Respondees were more positive about Geoff Scott’s keynote address on Learning leaders in times of change than the symposium overall, with 84% rating it as extremely or very engaging. You can access Geoff’s presentation and summary of key points on this page of the symposium website. Given the time slot, the parallel 8:30 am Friday morning sessions covering on-campus and online learning were surprisingly well attended. The on-campus session, featuring a student and staff panel on graduate readiness, was particularly well-regarded with an average attendee rating of 4.2/5 (better than very helpful), and I’m sure it wasn’t just the presence of probationary constables in uniform! Some were disappointed that there wasn’t more time to wrestle with the big issues around work-ready graduates, so Jude Gullifer (who chaired the session) and I are looking at running a Faculty wide session to continue the conversation in the new year, so stay tuned.
The hands-on elective workshops were also generally well-received – all bar one workshop rated an average above 4/5 for their first (9:35 am) offering but most dropped into the mid to high 3s for their repeat session at 11:20 am – perhaps people were keen to hit the road home!

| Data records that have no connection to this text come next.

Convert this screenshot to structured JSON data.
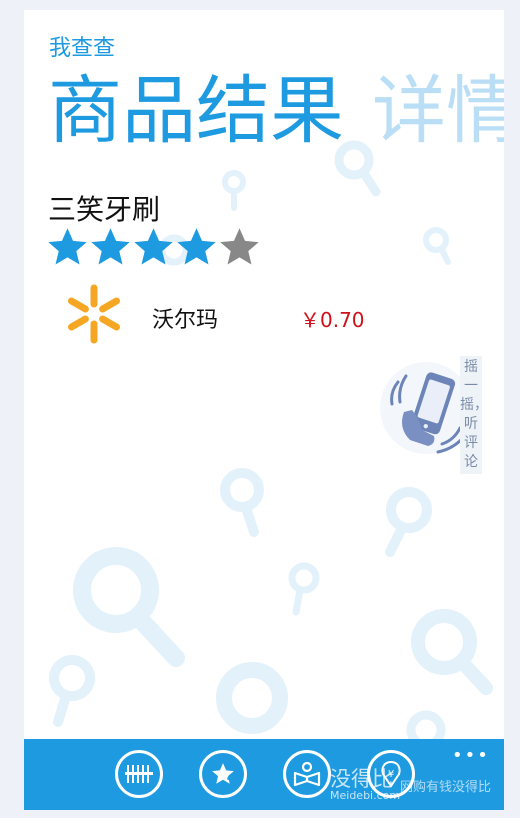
{
  "app": {
    "title": "我查查"
  },
  "pivot": {
    "active": "商品结果",
    "next": "详情"
  },
  "product": {
    "name": "三笑牙刷",
    "rating": 4,
    "rating_max": 5
  },
  "store": {
    "name": "沃尔玛",
    "price": "￥0.70",
    "logo_color": "#f5a623"
  },
  "shake": {
    "label": "摇一摇，听评论"
  },
  "appbar": {
    "buttons": [
      {
        "icon": "barcode-icon"
      },
      {
        "icon": "star-plus-icon"
      },
      {
        "icon": "book-reader-icon"
      },
      {
        "icon": "yen-tag-icon"
      }
    ],
    "more": "•••"
  },
  "watermark": {
    "brand": "没得比",
    "domain": "Meidebi.com",
    "slogan": "网购有钱没得比"
  },
  "colors": {
    "accent": "#1e9ae0",
    "price": "#d0101a",
    "star_on": "#1e9ae0",
    "star_off": "#888888"
  }
}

The prize for the highest rating was Jason Howarth’s 1st session on ASSIST but the most consistent performer was Sam Parker’s sessions on NORFOLK/Turnitin with scores well above 4 in both sessions.
We’re currently wrestling with when the next Faculty wide L&T Symposium will be – do we go back to the 12month cycle (= late August 2020) or stick with the 18-month cycle i.e. April 2021? Stay tuned but make sure you lock in the 18-20 November 2020 for the first university-wide L&T conference (now known as Charles Sturt Ed) in quite some time. Thanks once again to the fantastic Julie Brouggy and Jane Talbot in the Faculty Operations team for their organisational skills and special thanks to attendees to School of Policing attendees who provided their own brief reflections on the symposium to me. In the meantime, there actions/suggestions from various symposium sessions that I still need to follow up on!